WASHINGTON — President Joe Biden will announce steps Monday to improve public safety and justice for Native Americans during the first tribal nations summit since 2016, the White House said.
The two-day summit will be attended by leaders from over 570 tribal nations in the United States. Nearly three dozen of them are scheduled to address the audience. Due to the COVID-19 pandemic, which has affected Native Americans at an disproportionate rate and Alaska Natives as well, this summit will be held virtual.
Biden and Jill Biden will be speaking on Monday. Vice President Kamala Harris is expected to join them Tuesday. Several members of Biden’s Cabinet will also participate.
Jen Psaki, White House Press Secretary, stated that the summit falls during National Native American Heritage Month. The White House is hosting the event for the first-time. This summit has never been held under the Trump administration. Previous conferences have been held in the Interior Department.
Psaki announced that Biden would use the summit as an opportunity to make public announcements about steps to improve safety and justice for Native Americans, and to defend private lands, treaty right, and sacred places.
According to the Association on American Indian Affairs, American Indians as well as Alaska Natives have a higher likelihood of being victims to violent crimes and are at least twice as likely to suffer rape or sexual assault than other races.
Biden took several steps since he was elected to office in January. The White House said that this demonstrates his dedication to tribes.

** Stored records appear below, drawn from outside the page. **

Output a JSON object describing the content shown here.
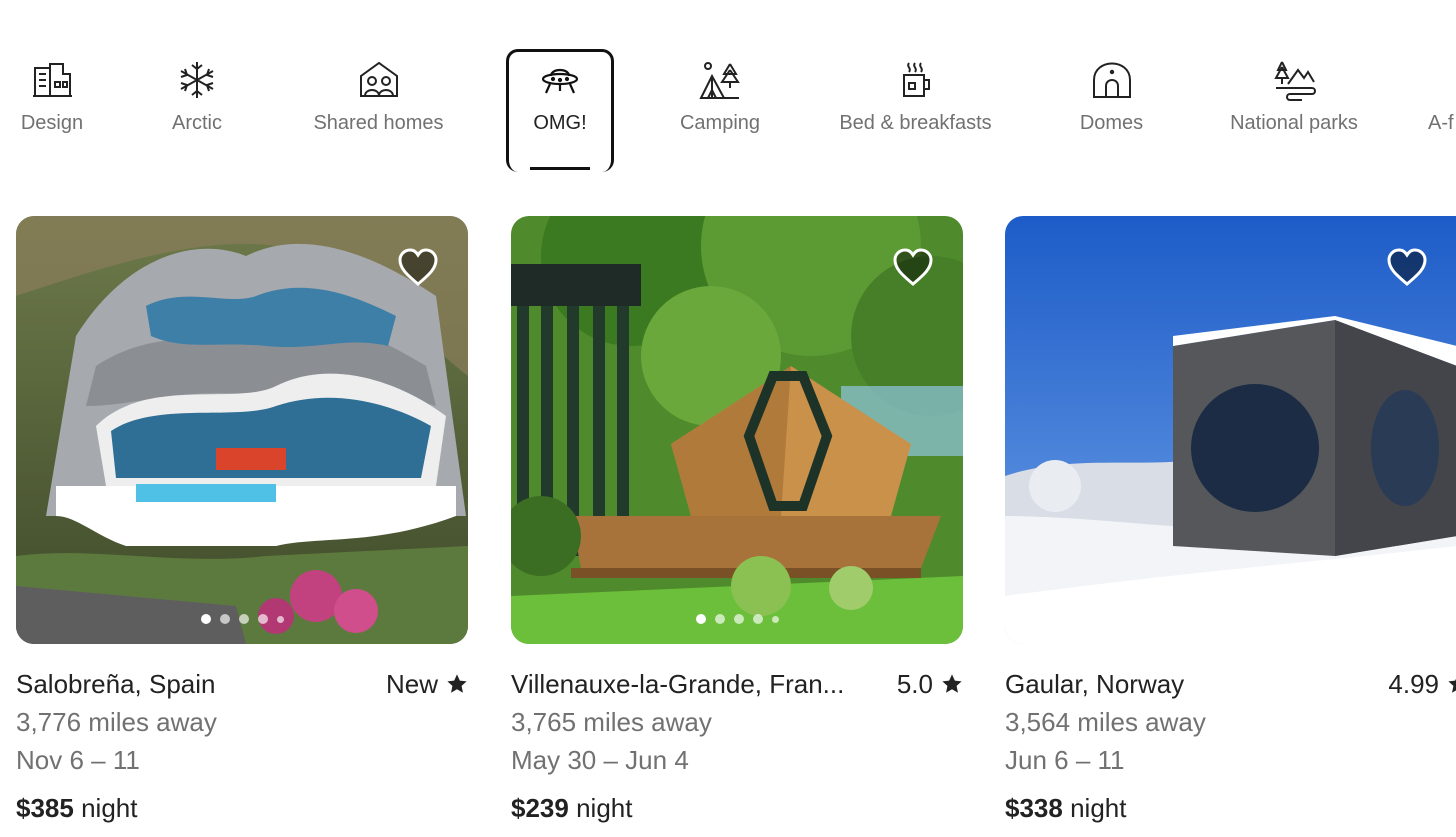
{
  "categories": [
    {
      "label": "Design",
      "icon": "design-icon"
    },
    {
      "label": "Arctic",
      "icon": "snowflake-icon"
    },
    {
      "label": "Shared homes",
      "icon": "shared-homes-icon"
    },
    {
      "label": "OMG!",
      "icon": "ufo-icon",
      "selected": true
    },
    {
      "label": "Camping",
      "icon": "camping-icon"
    },
    {
      "label": "Bed & breakfasts",
      "icon": "mug-icon"
    },
    {
      "label": "Domes",
      "icon": "dome-icon"
    },
    {
      "label": "National parks",
      "icon": "national-parks-icon"
    },
    {
      "label": "A-f",
      "icon": "a-frame-icon"
    }
  ],
  "listings": [
    {
      "location": "Salobreña, Spain",
      "rating": "New",
      "distance": "3,776 miles away",
      "dates": "Nov 6 – 11",
      "price": "$385",
      "price_unit": "night",
      "photo_dots": 5,
      "favorited": false
    },
    {
      "location": "Villenauxe-la-Grande, Fran...",
      "rating": "5.0",
      "distance": "3,765 miles away",
      "dates": "May 30 – Jun 4",
      "price": "$239",
      "price_unit": "night",
      "photo_dots": 5,
      "favorited": false
    },
    {
      "location": "Gaular, Norway",
      "rating": "4.99",
      "distance": "3,564 miles away",
      "dates": "Jun 6 – 11",
      "price": "$338",
      "price_unit": "night",
      "photo_dots": 5,
      "favorited": false
    }
  ],
  "colors": {
    "text_primary": "#222222",
    "text_secondary": "#717171",
    "selected_border": "#111111"
  }
}
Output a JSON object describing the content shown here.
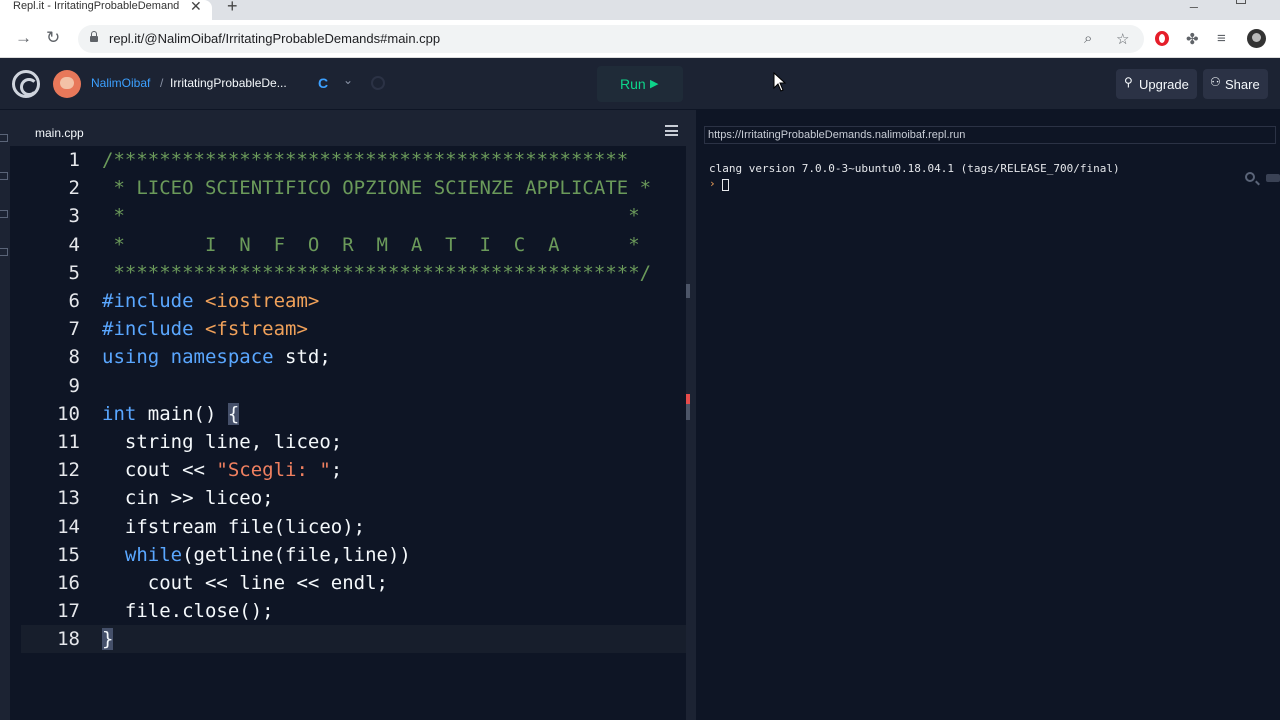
{
  "browser": {
    "tab_title": "Repl.it - IrritatingProbableDemand",
    "tab_close": "✕",
    "new_tab": "+",
    "url": "repl.it/@NalimOibaf/IrritatingProbableDemands#main.cpp",
    "back": "→",
    "reload": "↻"
  },
  "header": {
    "username": "NalimOibaf",
    "separator": "/",
    "repl_name": "IrritatingProbableDe...",
    "lang_icon": "C",
    "lang_caret": "⌄",
    "run_label": "Run",
    "run_arrow": "▶",
    "upgrade_label": "Upgrade",
    "upgrade_icon": "⚲",
    "share_label": "Share",
    "share_icon": "⚇"
  },
  "editor": {
    "file_tab": "main.cpp",
    "active_line": 18,
    "lines": [
      {
        "n": "1",
        "segments": [
          {
            "t": "/*********************************************",
            "c": "cm"
          }
        ]
      },
      {
        "n": "2",
        "segments": [
          {
            "t": " * LICEO SCIENTIFICO OPZIONE SCIENZE APPLICATE *",
            "c": "cm"
          }
        ]
      },
      {
        "n": "3",
        "segments": [
          {
            "t": " *                                            *",
            "c": "cm"
          }
        ]
      },
      {
        "n": "4",
        "segments": [
          {
            "t": " *       I  N  F  O  R  M  A  T  I  C  A      *",
            "c": "cm"
          }
        ]
      },
      {
        "n": "5",
        "segments": [
          {
            "t": " **********************************************/",
            "c": "cm"
          }
        ]
      },
      {
        "n": "6",
        "segments": [
          {
            "t": "#include ",
            "c": "pp"
          },
          {
            "t": "<iostream>",
            "c": "inc"
          }
        ]
      },
      {
        "n": "7",
        "segments": [
          {
            "t": "#include ",
            "c": "pp"
          },
          {
            "t": "<fstream>",
            "c": "inc"
          }
        ]
      },
      {
        "n": "8",
        "segments": [
          {
            "t": "using namespace ",
            "c": "kw"
          },
          {
            "t": "std;",
            "c": ""
          }
        ]
      },
      {
        "n": "9",
        "segments": []
      },
      {
        "n": "10",
        "segments": [
          {
            "t": "int ",
            "c": "kw"
          },
          {
            "t": "main() ",
            "c": ""
          },
          {
            "t": "{",
            "c": "cursor-bracket"
          }
        ]
      },
      {
        "n": "11",
        "segments": [
          {
            "t": "  string line, liceo;",
            "c": ""
          }
        ]
      },
      {
        "n": "12",
        "segments": [
          {
            "t": "  cout << ",
            "c": ""
          },
          {
            "t": "\"Scegli: \"",
            "c": "str"
          },
          {
            "t": ";",
            "c": ""
          }
        ]
      },
      {
        "n": "13",
        "segments": [
          {
            "t": "  cin >> liceo;",
            "c": ""
          }
        ]
      },
      {
        "n": "14",
        "segments": [
          {
            "t": "  ifstream file(liceo);",
            "c": ""
          }
        ]
      },
      {
        "n": "15",
        "segments": [
          {
            "t": "  ",
            "c": ""
          },
          {
            "t": "while",
            "c": "kw"
          },
          {
            "t": "(getline(file,line))",
            "c": ""
          }
        ]
      },
      {
        "n": "16",
        "segments": [
          {
            "t": "    cout << line << endl;",
            "c": ""
          }
        ]
      },
      {
        "n": "17",
        "segments": [
          {
            "t": "  file.close();",
            "c": ""
          }
        ]
      },
      {
        "n": "18",
        "segments": [
          {
            "t": "}",
            "c": "cursor-bracket"
          }
        ]
      }
    ]
  },
  "console": {
    "url": "https://IrritatingProbableDemands.nalimoibaf.repl.run",
    "output": "clang version 7.0.0-3~ubuntu0.18.04.1 (tags/RELEASE_700/final)",
    "prompt": "›"
  }
}
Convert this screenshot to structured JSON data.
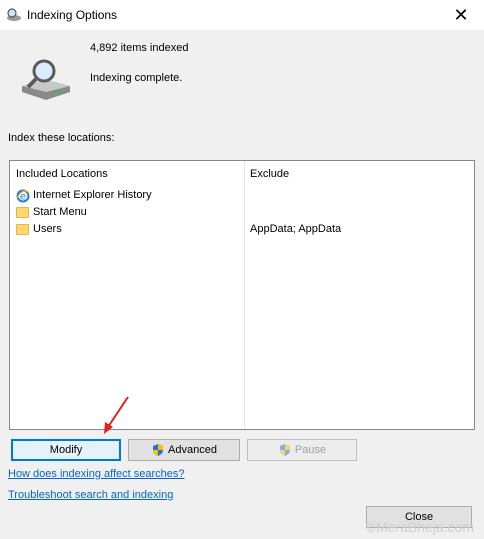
{
  "window": {
    "title": "Indexing Options",
    "close_glyph": "✕"
  },
  "status": {
    "items_indexed": "4,892 items indexed",
    "state": "Indexing complete."
  },
  "locations": {
    "label": "Index these locations:",
    "col_included": "Included Locations",
    "col_exclude": "Exclude",
    "rows": [
      {
        "name": "Internet Explorer History",
        "exclude": "",
        "icon": "ie-icon"
      },
      {
        "name": "Start Menu",
        "exclude": "",
        "icon": "folder-icon"
      },
      {
        "name": "Users",
        "exclude": "AppData; AppData",
        "icon": "folder-icon"
      }
    ]
  },
  "buttons": {
    "modify": "Modify",
    "advanced": "Advanced",
    "pause": "Pause",
    "close": "Close"
  },
  "links": {
    "how_indexing": "How does indexing affect searches?",
    "troubleshoot": "Troubleshoot search and indexing"
  },
  "watermark": "©MeraBheja.com",
  "colors": {
    "link": "#0066cc",
    "focus": "#0078d7",
    "annotation": "#e02020"
  }
}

They include naming Deb Haaland (a New Mexico congresswoman) as the first Native American leader of the Interior Department. This powerful federal agency has influenced U.S. tribal leaders for many generations. Haaland belongs to the Laguna Pueblo.
Biden’s coronavirus relief plan included $31 billion for tribal communities, and the administration also has worked closely with tribal leaders to help make COVID-19 vaccination rates among Native Americans among the highest in the country, the White House said.
Biden also recently became the first president to issue a proclamation designating Oct. 11 as Indigenous People’s Day, giving a boost to longstanding efforts to refocus the federal holiday celebrating Christopher Columbus toward an appreciation of Native peoples.
Earlier this year, Jill Biden spent two days in April visiting the Navajo Nation’s capital in Window Rock, Arizona.